I quote ….
“As organizations have begun to see the benefits of collaboration, they’ve also, unsurprisingly, started to change their sales incentives and reward systems. For instance, the sales function at Microchip, a global leader in semiconductors, has jettisoned the traditional highly leveraged variable comp plans based on individual performance. Instead, it’s taking an approach that looks strikingly similar to what you’d find elsewhere in the company: competitive base salaries coupled with a small variable component based on company and unit performance. The results? Record growth and profitability, increased rep engagement, and near-zero attrition.”
To be fair, the authors do not really make a case, but they simply illustrate what one company is putting into practice, and suggest that we all might follow. I beg to differ. From experience, I know that flat compensation plans do not work, because the reality is, as Orwell says in Animal Farm “All animals are equal but some animals are more equal than others” That is to say, in any sales team – in fact in any sort of team – there will be high achievers, low achievers, and what I term “plodders”
By rewarding them all in the same way, simply retards the high achievers and masks – or over-rewards – under achievement. The plodders, will usually perform to the same standard or level, however you compensate them. But we should not devalue this last group, because they deliver consistently, if never spectacularly.
As managers, our task is to elicit the maximum output from every single member of our team and achieve optimum performance, and we can only do this by understanding that they are all individuals, and each of them is motivated differently. A “one-size fits all” approach is simply not good enough, and frankly, is a cop-out at best, and negligent at worst.
Over the past 30 years, I have spoken, and indeed written an awful lot about the 8 key motivating factors, and again, they are, in no particular order …
• Relationship with manager
• Acceptance by peer group
• Job content
• Financial motives
• Recognition and praise
For motivation, you can read “attitude” – how critical is the right attitude? Within my formula: Attitude + Skills + Process + Knowledge = Success, attitude is fundamental to any achievement, because individuals with the right attitude are far more likely to embrace the essential skills, recognize the control that process brings and have the desire to continually expand their knowledge.
Let me end today’s post by dispelling a common myth. The most successful frontline sales professionals on the planet are NOT motivated by financial reward, but rather by achievement.

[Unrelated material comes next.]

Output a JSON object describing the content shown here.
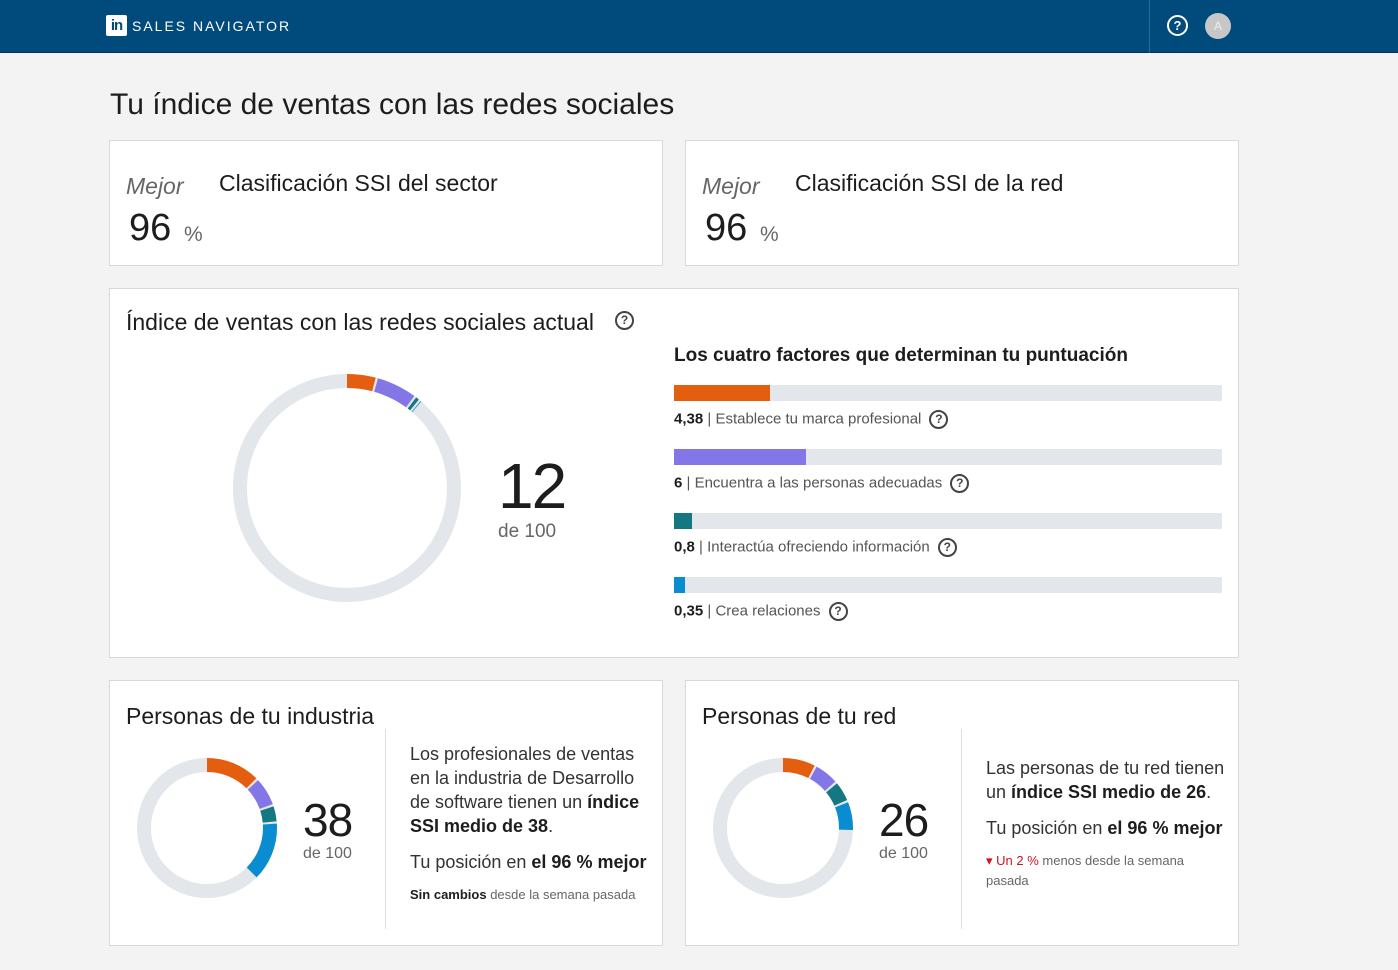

They understand, that in the right environment, that achievement will be appropriately rewarded, so we can say with total confidence, today’s sales superstars are ” Motivated by Achievement and Stimulated by Compensation”